Supplied material Block Start
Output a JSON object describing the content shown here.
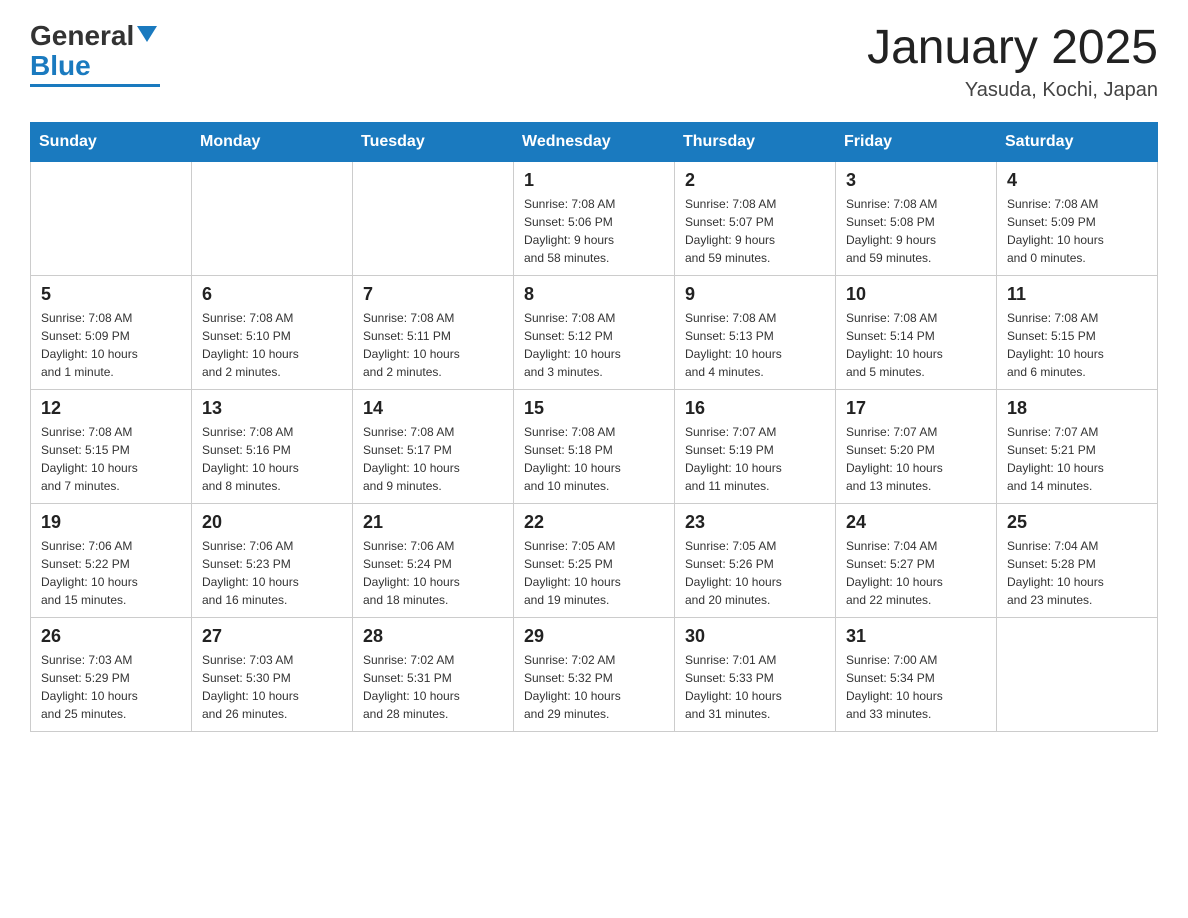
{
  "header": {
    "logo": {
      "general": "General",
      "blue": "Blue"
    },
    "title": "January 2025",
    "subtitle": "Yasuda, Kochi, Japan"
  },
  "weekdays": [
    "Sunday",
    "Monday",
    "Tuesday",
    "Wednesday",
    "Thursday",
    "Friday",
    "Saturday"
  ],
  "weeks": [
    [
      {
        "day": "",
        "info": ""
      },
      {
        "day": "",
        "info": ""
      },
      {
        "day": "",
        "info": ""
      },
      {
        "day": "1",
        "info": "Sunrise: 7:08 AM\nSunset: 5:06 PM\nDaylight: 9 hours\nand 58 minutes."
      },
      {
        "day": "2",
        "info": "Sunrise: 7:08 AM\nSunset: 5:07 PM\nDaylight: 9 hours\nand 59 minutes."
      },
      {
        "day": "3",
        "info": "Sunrise: 7:08 AM\nSunset: 5:08 PM\nDaylight: 9 hours\nand 59 minutes."
      },
      {
        "day": "4",
        "info": "Sunrise: 7:08 AM\nSunset: 5:09 PM\nDaylight: 10 hours\nand 0 minutes."
      }
    ],
    [
      {
        "day": "5",
        "info": "Sunrise: 7:08 AM\nSunset: 5:09 PM\nDaylight: 10 hours\nand 1 minute."
      },
      {
        "day": "6",
        "info": "Sunrise: 7:08 AM\nSunset: 5:10 PM\nDaylight: 10 hours\nand 2 minutes."
      },
      {
        "day": "7",
        "info": "Sunrise: 7:08 AM\nSunset: 5:11 PM\nDaylight: 10 hours\nand 2 minutes."
      },
      {
        "day": "8",
        "info": "Sunrise: 7:08 AM\nSunset: 5:12 PM\nDaylight: 10 hours\nand 3 minutes."
      },
      {
        "day": "9",
        "info": "Sunrise: 7:08 AM\nSunset: 5:13 PM\nDaylight: 10 hours\nand 4 minutes."
      },
      {
        "day": "10",
        "info": "Sunrise: 7:08 AM\nSunset: 5:14 PM\nDaylight: 10 hours\nand 5 minutes."
      },
      {
        "day": "11",
        "info": "Sunrise: 7:08 AM\nSunset: 5:15 PM\nDaylight: 10 hours\nand 6 minutes."
      }
    ],
    [
      {
        "day": "12",
        "info": "Sunrise: 7:08 AM\nSunset: 5:15 PM\nDaylight: 10 hours\nand 7 minutes."
      },
      {
        "day": "13",
        "info": "Sunrise: 7:08 AM\nSunset: 5:16 PM\nDaylight: 10 hours\nand 8 minutes."
      },
      {
        "day": "14",
        "info": "Sunrise: 7:08 AM\nSunset: 5:17 PM\nDaylight: 10 hours\nand 9 minutes."
      },
      {
        "day": "15",
        "info": "Sunrise: 7:08 AM\nSunset: 5:18 PM\nDaylight: 10 hours\nand 10 minutes."
      },
      {
        "day": "16",
        "info": "Sunrise: 7:07 AM\nSunset: 5:19 PM\nDaylight: 10 hours\nand 11 minutes."
      },
      {
        "day": "17",
        "info": "Sunrise: 7:07 AM\nSunset: 5:20 PM\nDaylight: 10 hours\nand 13 minutes."
      },
      {
        "day": "18",
        "info": "Sunrise: 7:07 AM\nSunset: 5:21 PM\nDaylight: 10 hours\nand 14 minutes."
      }
    ],
    [
      {
        "day": "19",
        "info": "Sunrise: 7:06 AM\nSunset: 5:22 PM\nDaylight: 10 hours\nand 15 minutes."
      },
      {
        "day": "20",
        "info": "Sunrise: 7:06 AM\nSunset: 5:23 PM\nDaylight: 10 hours\nand 16 minutes."
      },
      {
        "day": "21",
        "info": "Sunrise: 7:06 AM\nSunset: 5:24 PM\nDaylight: 10 hours\nand 18 minutes."
      },
      {
        "day": "22",
        "info": "Sunrise: 7:05 AM\nSunset: 5:25 PM\nDaylight: 10 hours\nand 19 minutes."
      },
      {
        "day": "23",
        "info": "Sunrise: 7:05 AM\nSunset: 5:26 PM\nDaylight: 10 hours\nand 20 minutes."
      },
      {
        "day": "24",
        "info": "Sunrise: 7:04 AM\nSunset: 5:27 PM\nDaylight: 10 hours\nand 22 minutes."
      },
      {
        "day": "25",
        "info": "Sunrise: 7:04 AM\nSunset: 5:28 PM\nDaylight: 10 hours\nand 23 minutes."
      }
    ],
    [
      {
        "day": "26",
        "info": "Sunrise: 7:03 AM\nSunset: 5:29 PM\nDaylight: 10 hours\nand 25 minutes."
      },
      {
        "day": "27",
        "info": "Sunrise: 7:03 AM\nSunset: 5:30 PM\nDaylight: 10 hours\nand 26 minutes."
      },
      {
        "day": "28",
        "info": "Sunrise: 7:02 AM\nSunset: 5:31 PM\nDaylight: 10 hours\nand 28 minutes."
      },
      {
        "day": "29",
        "info": "Sunrise: 7:02 AM\nSunset: 5:32 PM\nDaylight: 10 hours\nand 29 minutes."
      },
      {
        "day": "30",
        "info": "Sunrise: 7:01 AM\nSunset: 5:33 PM\nDaylight: 10 hours\nand 31 minutes."
      },
      {
        "day": "31",
        "info": "Sunrise: 7:00 AM\nSunset: 5:34 PM\nDaylight: 10 hours\nand 33 minutes."
      },
      {
        "day": "",
        "info": ""
      }
    ]
  ]
}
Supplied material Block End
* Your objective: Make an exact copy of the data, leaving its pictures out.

* Solution to the problem:
Output a JSON object describing the content shown here.
{
  "header": {
    "logo": {
      "general": "General",
      "blue": "Blue"
    },
    "title": "January 2025",
    "subtitle": "Yasuda, Kochi, Japan"
  },
  "weekdays": [
    "Sunday",
    "Monday",
    "Tuesday",
    "Wednesday",
    "Thursday",
    "Friday",
    "Saturday"
  ],
  "weeks": [
    [
      {
        "day": "",
        "info": ""
      },
      {
        "day": "",
        "info": ""
      },
      {
        "day": "",
        "info": ""
      },
      {
        "day": "1",
        "info": "Sunrise: 7:08 AM\nSunset: 5:06 PM\nDaylight: 9 hours\nand 58 minutes."
      },
      {
        "day": "2",
        "info": "Sunrise: 7:08 AM\nSunset: 5:07 PM\nDaylight: 9 hours\nand 59 minutes."
      },
      {
        "day": "3",
        "info": "Sunrise: 7:08 AM\nSunset: 5:08 PM\nDaylight: 9 hours\nand 59 minutes."
      },
      {
        "day": "4",
        "info": "Sunrise: 7:08 AM\nSunset: 5:09 PM\nDaylight: 10 hours\nand 0 minutes."
      }
    ],
    [
      {
        "day": "5",
        "info": "Sunrise: 7:08 AM\nSunset: 5:09 PM\nDaylight: 10 hours\nand 1 minute."
      },
      {
        "day": "6",
        "info": "Sunrise: 7:08 AM\nSunset: 5:10 PM\nDaylight: 10 hours\nand 2 minutes."
      },
      {
        "day": "7",
        "info": "Sunrise: 7:08 AM\nSunset: 5:11 PM\nDaylight: 10 hours\nand 2 minutes."
      },
      {
        "day": "8",
        "info": "Sunrise: 7:08 AM\nSunset: 5:12 PM\nDaylight: 10 hours\nand 3 minutes."
      },
      {
        "day": "9",
        "info": "Sunrise: 7:08 AM\nSunset: 5:13 PM\nDaylight: 10 hours\nand 4 minutes."
      },
      {
        "day": "10",
        "info": "Sunrise: 7:08 AM\nSunset: 5:14 PM\nDaylight: 10 hours\nand 5 minutes."
      },
      {
        "day": "11",
        "info": "Sunrise: 7:08 AM\nSunset: 5:15 PM\nDaylight: 10 hours\nand 6 minutes."
      }
    ],
    [
      {
        "day": "12",
        "info": "Sunrise: 7:08 AM\nSunset: 5:15 PM\nDaylight: 10 hours\nand 7 minutes."
      },
      {
        "day": "13",
        "info": "Sunrise: 7:08 AM\nSunset: 5:16 PM\nDaylight: 10 hours\nand 8 minutes."
      },
      {
        "day": "14",
        "info": "Sunrise: 7:08 AM\nSunset: 5:17 PM\nDaylight: 10 hours\nand 9 minutes."
      },
      {
        "day": "15",
        "info": "Sunrise: 7:08 AM\nSunset: 5:18 PM\nDaylight: 10 hours\nand 10 minutes."
      },
      {
        "day": "16",
        "info": "Sunrise: 7:07 AM\nSunset: 5:19 PM\nDaylight: 10 hours\nand 11 minutes."
      },
      {
        "day": "17",
        "info": "Sunrise: 7:07 AM\nSunset: 5:20 PM\nDaylight: 10 hours\nand 13 minutes."
      },
      {
        "day": "18",
        "info": "Sunrise: 7:07 AM\nSunset: 5:21 PM\nDaylight: 10 hours\nand 14 minutes."
      }
    ],
    [
      {
        "day": "19",
        "info": "Sunrise: 7:06 AM\nSunset: 5:22 PM\nDaylight: 10 hours\nand 15 minutes."
      },
      {
        "day": "20",
        "info": "Sunrise: 7:06 AM\nSunset: 5:23 PM\nDaylight: 10 hours\nand 16 minutes."
      },
      {
        "day": "21",
        "info": "Sunrise: 7:06 AM\nSunset: 5:24 PM\nDaylight: 10 hours\nand 18 minutes."
      },
      {
        "day": "22",
        "info": "Sunrise: 7:05 AM\nSunset: 5:25 PM\nDaylight: 10 hours\nand 19 minutes."
      },
      {
        "day": "23",
        "info": "Sunrise: 7:05 AM\nSunset: 5:26 PM\nDaylight: 10 hours\nand 20 minutes."
      },
      {
        "day": "24",
        "info": "Sunrise: 7:04 AM\nSunset: 5:27 PM\nDaylight: 10 hours\nand 22 minutes."
      },
      {
        "day": "25",
        "info": "Sunrise: 7:04 AM\nSunset: 5:28 PM\nDaylight: 10 hours\nand 23 minutes."
      }
    ],
    [
      {
        "day": "26",
        "info": "Sunrise: 7:03 AM\nSunset: 5:29 PM\nDaylight: 10 hours\nand 25 minutes."
      },
      {
        "day": "27",
        "info": "Sunrise: 7:03 AM\nSunset: 5:30 PM\nDaylight: 10 hours\nand 26 minutes."
      },
      {
        "day": "28",
        "info": "Sunrise: 7:02 AM\nSunset: 5:31 PM\nDaylight: 10 hours\nand 28 minutes."
      },
      {
        "day": "29",
        "info": "Sunrise: 7:02 AM\nSunset: 5:32 PM\nDaylight: 10 hours\nand 29 minutes."
      },
      {
        "day": "30",
        "info": "Sunrise: 7:01 AM\nSunset: 5:33 PM\nDaylight: 10 hours\nand 31 minutes."
      },
      {
        "day": "31",
        "info": "Sunrise: 7:00 AM\nSunset: 5:34 PM\nDaylight: 10 hours\nand 33 minutes."
      },
      {
        "day": "",
        "info": ""
      }
    ]
  ]
}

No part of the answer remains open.